With less than a week until departure, James McDivitt and Edward White finalized planning for the biggest mission of their careers thus far. A part of this preparation included a trip to the Catholic Church of Our Saviour in Cocoa Beach, Florida. Spaceflight was extremely risky, and NASA’s goals for the trip were considerable. A spacewalk had only been accomplished once, just months prior , by cosmonaut Alexei Leonov. Only days before, NASA was still determining whether it would be safe for White to tackle it. With the heavy stakes at hand, McDivitt and White leaned onto their faith in God to guide them through the groundbreaking nature of Gemini 4.

Pat McDivitt (right) attends Mass in the chapel of Father George Beck's home. Pearl ID: islandora:151302

Bright and early, the McDivitt family arrived for a special 5:30 A.M. mass on the day of Gemini 4’s takeoff. James McDivitt’s wife, Pat, and his three children – Michael, Ann Lynn, and Patrick – arrived at the home chapel of Father George Beck in Clear Lake City near Houston, Texas. Escorted by a NASA official, the family surely was filled with a swirl of emotions. Later during Gemini’s orbit, both Pat McDivitt and Patricia White, wife of Edward, were able to communicate with their astronaut husbands in orbit via Mission Control in Houston.

Margaret and James A. McDivitt, Sr. attend a special Mass at Queen of the Miraculous Medal Catholic Church. Pearl ID: islandora:151573

Prayers of optimism for the Gemini 4 spacecraft were just as strong in Jackson, Michigan. Gathered at Queen of the Miraculous Medal Catholic Church, McDivitt’s parents, Margaret and James Sr., attended a service the morning of takeoff. Joined by his sister, Charleen Schmidt, his parents were seen in mass with a visible mixture of pride and nervousness as their eldest son was only hours away from leaving the planet. The McDivitt’s were no strangers to praying for James’ welfare, as he served in the Air Force during the Korean War.

Astronauts James McDivitt and Edward White have breakfast with two priests and NASA officials at Cape Kennedy on the morning the Gemini 4 spacecraft took off. Pearl ID: islandora:151524

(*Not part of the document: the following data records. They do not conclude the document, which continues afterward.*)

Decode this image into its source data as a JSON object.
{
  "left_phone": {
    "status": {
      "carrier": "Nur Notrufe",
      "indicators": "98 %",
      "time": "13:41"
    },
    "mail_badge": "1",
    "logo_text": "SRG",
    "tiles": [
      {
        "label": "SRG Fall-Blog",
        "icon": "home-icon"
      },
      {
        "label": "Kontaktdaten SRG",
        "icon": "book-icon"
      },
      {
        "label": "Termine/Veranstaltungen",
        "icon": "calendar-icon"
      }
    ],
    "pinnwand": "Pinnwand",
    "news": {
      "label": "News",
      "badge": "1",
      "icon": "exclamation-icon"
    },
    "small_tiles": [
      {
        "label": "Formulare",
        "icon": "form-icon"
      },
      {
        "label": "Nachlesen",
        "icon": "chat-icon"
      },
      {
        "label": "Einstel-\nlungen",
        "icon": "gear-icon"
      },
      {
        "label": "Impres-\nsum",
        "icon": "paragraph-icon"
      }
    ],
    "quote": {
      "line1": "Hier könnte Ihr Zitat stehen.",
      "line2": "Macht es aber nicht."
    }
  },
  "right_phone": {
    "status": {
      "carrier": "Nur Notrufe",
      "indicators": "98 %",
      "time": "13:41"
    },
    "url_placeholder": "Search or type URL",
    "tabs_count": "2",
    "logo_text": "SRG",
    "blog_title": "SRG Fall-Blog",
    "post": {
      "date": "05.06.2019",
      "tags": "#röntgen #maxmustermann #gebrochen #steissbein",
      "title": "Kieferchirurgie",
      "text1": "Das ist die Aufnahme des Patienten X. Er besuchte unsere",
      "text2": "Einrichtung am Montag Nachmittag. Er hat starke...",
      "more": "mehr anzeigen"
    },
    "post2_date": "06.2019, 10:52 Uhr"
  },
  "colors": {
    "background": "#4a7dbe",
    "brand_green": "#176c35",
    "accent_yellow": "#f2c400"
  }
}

Gemini 4 orbited Earth 66 times. The flight lasted for 97 hours total, ending on June 7th. Although the attempted space rendezvous failed, Ed White successfully performed the first American spacewalk for approximately 23 minutes. Overall, the spaceflight of Gemini 4 was hailed a triumph for both NASA and America. The crew’s families had their prayers answered when the men safely landed back on Earth.

Tragically, Gemini 4 was Ed White’s only spaceflight as he was killed in the Apollo 1 fire in January 1967. James McDivitt continued his astronaut career and entered spaceflight once more as part of the Apollo 9 mission in 1969.


Related Resources

Learn more about the RNS Digitization Pilot Project at PHS.

Access RNS photos available via Pearl.

Go to the Religion News Service, today’s Religious News Service.